→ Prompt: Each line of the data must be reproduced as it appears.

→ Records to process:
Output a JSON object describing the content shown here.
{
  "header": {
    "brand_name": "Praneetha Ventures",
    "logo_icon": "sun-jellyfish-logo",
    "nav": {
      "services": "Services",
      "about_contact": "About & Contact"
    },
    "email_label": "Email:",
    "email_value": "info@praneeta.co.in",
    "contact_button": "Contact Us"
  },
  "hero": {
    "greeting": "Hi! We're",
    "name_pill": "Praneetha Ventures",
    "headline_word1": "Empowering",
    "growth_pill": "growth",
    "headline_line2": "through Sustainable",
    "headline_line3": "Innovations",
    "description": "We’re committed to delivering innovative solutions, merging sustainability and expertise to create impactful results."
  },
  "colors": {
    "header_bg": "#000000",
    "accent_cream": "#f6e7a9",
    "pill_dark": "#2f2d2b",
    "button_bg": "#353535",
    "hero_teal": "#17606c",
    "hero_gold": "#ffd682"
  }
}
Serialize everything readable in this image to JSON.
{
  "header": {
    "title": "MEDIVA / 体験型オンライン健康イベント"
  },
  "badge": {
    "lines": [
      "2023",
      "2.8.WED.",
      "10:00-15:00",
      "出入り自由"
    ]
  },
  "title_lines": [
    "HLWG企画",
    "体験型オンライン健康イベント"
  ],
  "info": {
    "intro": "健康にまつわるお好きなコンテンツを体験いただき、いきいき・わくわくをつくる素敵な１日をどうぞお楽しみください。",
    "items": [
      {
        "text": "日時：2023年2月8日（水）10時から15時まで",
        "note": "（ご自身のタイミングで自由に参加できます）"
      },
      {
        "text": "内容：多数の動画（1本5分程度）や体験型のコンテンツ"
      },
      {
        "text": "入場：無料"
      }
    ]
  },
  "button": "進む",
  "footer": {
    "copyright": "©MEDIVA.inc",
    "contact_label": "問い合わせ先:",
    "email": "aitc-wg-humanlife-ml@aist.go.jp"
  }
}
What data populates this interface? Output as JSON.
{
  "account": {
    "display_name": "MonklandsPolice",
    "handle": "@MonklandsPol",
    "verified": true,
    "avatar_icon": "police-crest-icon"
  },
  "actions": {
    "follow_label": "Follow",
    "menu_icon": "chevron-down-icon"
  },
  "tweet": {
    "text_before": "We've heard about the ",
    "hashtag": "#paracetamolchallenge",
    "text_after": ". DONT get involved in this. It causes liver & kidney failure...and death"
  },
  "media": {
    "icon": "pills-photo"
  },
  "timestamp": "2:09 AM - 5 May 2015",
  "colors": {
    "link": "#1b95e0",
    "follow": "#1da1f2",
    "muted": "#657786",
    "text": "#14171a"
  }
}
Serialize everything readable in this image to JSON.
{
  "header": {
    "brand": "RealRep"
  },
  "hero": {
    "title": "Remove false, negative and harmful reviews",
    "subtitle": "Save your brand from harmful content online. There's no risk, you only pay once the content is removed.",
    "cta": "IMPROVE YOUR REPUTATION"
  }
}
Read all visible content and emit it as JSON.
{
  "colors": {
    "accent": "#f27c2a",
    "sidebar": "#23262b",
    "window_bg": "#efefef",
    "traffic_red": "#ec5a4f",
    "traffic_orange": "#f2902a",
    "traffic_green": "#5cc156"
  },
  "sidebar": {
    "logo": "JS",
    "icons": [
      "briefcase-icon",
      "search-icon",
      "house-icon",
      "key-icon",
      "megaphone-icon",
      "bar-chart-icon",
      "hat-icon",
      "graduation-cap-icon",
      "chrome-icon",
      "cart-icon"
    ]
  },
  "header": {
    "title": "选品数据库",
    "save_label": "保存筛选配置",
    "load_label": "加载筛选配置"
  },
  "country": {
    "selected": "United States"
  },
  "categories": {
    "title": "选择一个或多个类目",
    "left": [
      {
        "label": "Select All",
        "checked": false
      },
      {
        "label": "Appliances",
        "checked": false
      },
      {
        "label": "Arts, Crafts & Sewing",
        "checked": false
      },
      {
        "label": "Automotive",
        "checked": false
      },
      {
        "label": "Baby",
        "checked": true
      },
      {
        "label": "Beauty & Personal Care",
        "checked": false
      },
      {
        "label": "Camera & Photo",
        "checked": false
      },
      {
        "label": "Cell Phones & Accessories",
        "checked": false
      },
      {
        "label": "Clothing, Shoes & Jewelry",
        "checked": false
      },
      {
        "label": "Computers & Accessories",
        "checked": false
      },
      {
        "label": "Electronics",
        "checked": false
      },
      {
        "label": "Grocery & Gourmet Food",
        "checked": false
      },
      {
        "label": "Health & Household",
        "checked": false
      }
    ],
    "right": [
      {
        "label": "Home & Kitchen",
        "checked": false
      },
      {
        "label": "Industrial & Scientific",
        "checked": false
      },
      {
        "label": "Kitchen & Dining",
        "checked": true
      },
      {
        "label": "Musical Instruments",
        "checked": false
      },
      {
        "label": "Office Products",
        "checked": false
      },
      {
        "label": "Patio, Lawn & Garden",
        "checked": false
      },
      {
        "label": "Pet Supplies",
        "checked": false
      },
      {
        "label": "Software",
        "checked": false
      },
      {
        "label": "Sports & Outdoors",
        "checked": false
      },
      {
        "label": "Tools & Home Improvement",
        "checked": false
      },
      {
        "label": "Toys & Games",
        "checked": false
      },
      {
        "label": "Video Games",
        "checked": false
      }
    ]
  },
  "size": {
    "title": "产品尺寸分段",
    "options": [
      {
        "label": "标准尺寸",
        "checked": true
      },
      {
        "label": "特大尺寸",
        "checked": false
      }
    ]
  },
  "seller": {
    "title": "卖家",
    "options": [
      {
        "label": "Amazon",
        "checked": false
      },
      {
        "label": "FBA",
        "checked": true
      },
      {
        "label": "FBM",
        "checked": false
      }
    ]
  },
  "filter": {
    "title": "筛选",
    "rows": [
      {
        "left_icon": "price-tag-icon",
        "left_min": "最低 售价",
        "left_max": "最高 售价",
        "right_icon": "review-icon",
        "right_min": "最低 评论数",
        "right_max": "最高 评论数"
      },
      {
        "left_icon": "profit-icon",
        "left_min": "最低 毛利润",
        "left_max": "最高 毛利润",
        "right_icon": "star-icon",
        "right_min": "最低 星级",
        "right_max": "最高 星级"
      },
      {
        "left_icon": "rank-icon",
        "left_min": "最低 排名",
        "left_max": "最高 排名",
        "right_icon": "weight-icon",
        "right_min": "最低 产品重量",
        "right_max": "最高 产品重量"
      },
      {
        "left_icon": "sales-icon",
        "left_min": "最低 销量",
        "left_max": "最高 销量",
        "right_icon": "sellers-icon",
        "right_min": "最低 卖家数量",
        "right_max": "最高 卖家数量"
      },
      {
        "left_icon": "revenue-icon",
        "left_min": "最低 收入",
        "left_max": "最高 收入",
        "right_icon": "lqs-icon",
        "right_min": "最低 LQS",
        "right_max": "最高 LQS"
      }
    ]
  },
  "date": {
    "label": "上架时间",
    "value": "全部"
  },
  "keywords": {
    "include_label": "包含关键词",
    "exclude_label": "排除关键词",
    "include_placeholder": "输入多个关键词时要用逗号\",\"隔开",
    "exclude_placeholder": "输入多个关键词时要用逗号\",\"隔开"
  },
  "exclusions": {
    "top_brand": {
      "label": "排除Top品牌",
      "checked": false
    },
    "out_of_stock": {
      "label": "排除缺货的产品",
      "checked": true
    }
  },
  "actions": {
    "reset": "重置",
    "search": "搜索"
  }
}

→ Response below:
Output a JSON object describing the content shown here.
{
  "header": {
    "brand_name": "Praneetha Ventures",
    "logo_icon": "sun-jellyfish-logo",
    "nav": {
      "services": "Services",
      "about_contact": "About & Contact"
    },
    "email_label": "Email:",
    "email_value": "info@praneeta.co.in",
    "contact_button": "Contact Us"
  },
  "hero": {
    "greeting": "Hi! We're",
    "name_pill": "Praneetha Ventures",
    "headline_word1": "Empowering",
    "growth_pill": "growth",
    "headline_line2": "through Sustainable",
    "headline_line3": "Innovations",
    "description": "We’re committed to delivering innovative solutions, merging sustainability and expertise to create impactful results."
  },
  "colors": {
    "header_bg": "#000000",
    "accent_cream": "#f6e7a9",
    "pill_dark": "#2f2d2b",
    "button_bg": "#353535",
    "hero_teal": "#17606c",
    "hero_gold": "#ffd682"
  }
}
Serialize everything readable in this image to JSON.
{
  "header": {
    "title": "MEDIVA / 体験型オンライン健康イベント"
  },
  "badge": {
    "lines": [
      "2023",
      "2.8.WED.",
      "10:00-15:00",
      "出入り自由"
    ]
  },
  "title_lines": [
    "HLWG企画",
    "体験型オンライン健康イベント"
  ],
  "info": {
    "intro": "健康にまつわるお好きなコンテンツを体験いただき、いきいき・わくわくをつくる素敵な１日をどうぞお楽しみください。",
    "items": [
      {
        "text": "日時：2023年2月8日（水）10時から15時まで",
        "note": "（ご自身のタイミングで自由に参加できます）"
      },
      {
        "text": "内容：多数の動画（1本5分程度）や体験型のコンテンツ"
      },
      {
        "text": "入場：無料"
      }
    ]
  },
  "button": "進む",
  "footer": {
    "copyright": "©MEDIVA.inc",
    "contact_label": "問い合わせ先:",
    "email": "aitc-wg-humanlife-ml@aist.go.jp"
  }
}
What data populates this interface? Output as JSON.
{
  "account": {
    "display_name": "MonklandsPolice",
    "handle": "@MonklandsPol",
    "verified": true,
    "avatar_icon": "police-crest-icon"
  },
  "actions": {
    "follow_label": "Follow",
    "menu_icon": "chevron-down-icon"
  },
  "tweet": {
    "text_before": "We've heard about the ",
    "hashtag": "#paracetamolchallenge",
    "text_after": ". DONT get involved in this. It causes liver & kidney failure...and death"
  },
  "media": {
    "icon": "pills-photo"
  },
  "timestamp": "2:09 AM - 5 May 2015",
  "colors": {
    "link": "#1b95e0",
    "follow": "#1da1f2",
    "muted": "#657786",
    "text": "#14171a"
  }
}
Serialize everything readable in this image to JSON.
{
  "header": {
    "brand": "RealRep"
  },
  "hero": {
    "title": "Remove false, negative and harmful reviews",
    "subtitle": "Save your brand from harmful content online. There's no risk, you only pay once the content is removed.",
    "cta": "IMPROVE YOUR REPUTATION"
  }
}
Read all visible content and emit it as JSON.
{
  "colors": {
    "accent": "#f27c2a",
    "sidebar": "#23262b",
    "window_bg": "#efefef",
    "traffic_red": "#ec5a4f",
    "traffic_orange": "#f2902a",
    "traffic_green": "#5cc156"
  },
  "sidebar": {
    "logo": "JS",
    "icons": [
      "briefcase-icon",
      "search-icon",
      "house-icon",
      "key-icon",
      "megaphone-icon",
      "bar-chart-icon",
      "hat-icon",
      "graduation-cap-icon",
      "chrome-icon",
      "cart-icon"
    ]
  },
  "header": {
    "title": "选品数据库",
    "save_label": "保存筛选配置",
    "load_label": "加载筛选配置"
  },
  "country": {
    "selected": "United States"
  },
  "categories": {
    "title": "选择一个或多个类目",
    "left": [
      {
        "label": "Select All",
        "checked": false
      },
      {
        "label": "Appliances",
        "checked": false
      },
      {
        "label": "Arts, Crafts & Sewing",
        "checked": false
      },
      {
        "label": "Automotive",
        "checked": false
      },
      {
        "label": "Baby",
        "checked": true
      },
      {
        "label": "Beauty & Personal Care",
        "checked": false
      },
      {
        "label": "Camera & Photo",
        "checked": false
      },
      {
        "label": "Cell Phones & Accessories",
        "checked": false
      },
      {
        "label": "Clothing, Shoes & Jewelry",
        "checked": false
      },
      {
        "label": "Computers & Accessories",
        "checked": false
      },
      {
        "label": "Electronics",
        "checked": false
      },
      {
        "label": "Grocery & Gourmet Food",
        "checked": false
      },
      {
        "label": "Health & Household",
        "checked": false
      }
    ],
    "right": [
      {
        "label": "Home & Kitchen",
        "checked": false
      },
      {
        "label": "Industrial & Scientific",
        "checked": false
      },
      {
        "label": "Kitchen & Dining",
        "checked": true
      },
      {
        "label": "Musical Instruments",
        "checked": false
      },
      {
        "label": "Office Products",
        "checked": false
      },
      {
        "label": "Patio, Lawn & Garden",
        "checked": false
      },
      {
        "label": "Pet Supplies",
        "checked": false
      },
      {
        "label": "Software",
        "checked": false
      },
      {
        "label": "Sports & Outdoors",
        "checked": false
      },
      {
        "label": "Tools & Home Improvement",
        "checked": false
      },
      {
        "label": "Toys & Games",
        "checked": false
      },
      {
        "label": "Video Games",
        "checked": false
      }
    ]
  },
  "size": {
    "title": "产品尺寸分段",
    "options": [
      {
        "label": "标准尺寸",
        "checked": true
      },
      {
        "label": "特大尺寸",
        "checked": false
      }
    ]
  },
  "seller": {
    "title": "卖家",
    "options": [
      {
        "label": "Amazon",
        "checked": false
      },
      {
        "label": "FBA",
        "checked": true
      },
      {
        "label": "FBM",
        "checked": false
      }
    ]
  },
  "filter": {
    "title": "筛选",
    "rows": [
      {
        "left_icon": "price-tag-icon",
        "left_min": "最低 售价",
        "left_max": "最高 售价",
        "right_icon": "review-icon",
        "right_min": "最低 评论数",
        "right_max": "最高 评论数"
      },
      {
        "left_icon": "profit-icon",
        "left_min": "最低 毛利润",
        "left_max": "最高 毛利润",
        "right_icon": "star-icon",
        "right_min": "最低 星级",
        "right_max": "最高 星级"
      },
      {
        "left_icon": "rank-icon",
        "left_min": "最低 排名",
        "left_max": "最高 排名",
        "right_icon": "weight-icon",
        "right_min": "最低 产品重量",
        "right_max": "最高 产品重量"
      },
      {
        "left_icon": "sales-icon",
        "left_min": "最低 销量",
        "left_max": "最高 销量",
        "right_icon": "sellers-icon",
        "right_min": "最低 卖家数量",
        "right_max": "最高 卖家数量"
      },
      {
        "left_icon": "revenue-icon",
        "left_min": "最低 收入",
        "left_max": "最高 收入",
        "right_icon": "lqs-icon",
        "right_min": "最低 LQS",
        "right_max": "最高 LQS"
      }
    ]
  },
  "date": {
    "label": "上架时间",
    "value": "全部"
  },
  "keywords": {
    "include_label": "包含关键词",
    "exclude_label": "排除关键词",
    "include_placeholder": "输入多个关键词时要用逗号\",\"隔开",
    "exclude_placeholder": "输入多个关键词时要用逗号\",\"隔开"
  },
  "exclusions": {
    "top_brand": {
      "label": "排除Top品牌",
      "checked": false
    },
    "out_of_stock": {
      "label": "排除缺货的产品",
      "checked": true
    }
  },
  "actions": {
    "reset": "重置",
    "search": "搜索"
  }
}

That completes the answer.